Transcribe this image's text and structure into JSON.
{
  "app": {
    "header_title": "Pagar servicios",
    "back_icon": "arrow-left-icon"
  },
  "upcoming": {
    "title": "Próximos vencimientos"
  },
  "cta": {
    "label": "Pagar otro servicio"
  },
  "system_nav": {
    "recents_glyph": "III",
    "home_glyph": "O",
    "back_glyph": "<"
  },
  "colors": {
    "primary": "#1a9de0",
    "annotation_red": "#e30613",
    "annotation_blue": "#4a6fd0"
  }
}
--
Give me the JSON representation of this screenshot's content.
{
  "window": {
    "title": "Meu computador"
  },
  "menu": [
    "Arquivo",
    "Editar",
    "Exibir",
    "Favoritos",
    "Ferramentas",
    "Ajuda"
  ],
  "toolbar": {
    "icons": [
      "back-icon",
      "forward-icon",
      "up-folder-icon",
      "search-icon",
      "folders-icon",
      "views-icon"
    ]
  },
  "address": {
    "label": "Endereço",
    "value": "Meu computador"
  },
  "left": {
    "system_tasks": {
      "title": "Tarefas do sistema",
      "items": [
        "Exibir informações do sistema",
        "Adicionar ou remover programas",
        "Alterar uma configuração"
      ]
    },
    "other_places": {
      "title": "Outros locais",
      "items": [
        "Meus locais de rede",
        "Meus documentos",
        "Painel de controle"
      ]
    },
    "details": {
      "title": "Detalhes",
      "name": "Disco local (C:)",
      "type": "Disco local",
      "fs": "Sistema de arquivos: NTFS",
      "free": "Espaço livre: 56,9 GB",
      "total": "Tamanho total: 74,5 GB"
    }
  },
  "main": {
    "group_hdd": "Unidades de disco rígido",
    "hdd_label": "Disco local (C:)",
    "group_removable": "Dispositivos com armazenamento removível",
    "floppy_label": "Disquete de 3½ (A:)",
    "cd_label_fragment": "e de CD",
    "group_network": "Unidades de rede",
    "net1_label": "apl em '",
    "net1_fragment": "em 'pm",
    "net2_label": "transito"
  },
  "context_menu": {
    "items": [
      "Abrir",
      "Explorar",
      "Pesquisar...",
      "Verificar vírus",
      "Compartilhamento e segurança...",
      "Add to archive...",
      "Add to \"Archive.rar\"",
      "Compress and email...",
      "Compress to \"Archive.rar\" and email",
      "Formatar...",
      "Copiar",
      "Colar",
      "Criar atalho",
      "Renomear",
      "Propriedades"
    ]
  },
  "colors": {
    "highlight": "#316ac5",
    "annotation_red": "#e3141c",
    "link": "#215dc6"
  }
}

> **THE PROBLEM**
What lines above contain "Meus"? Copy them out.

> **ANSWER SPACE**
        "Meus locais de rede",
        "Meus documentos",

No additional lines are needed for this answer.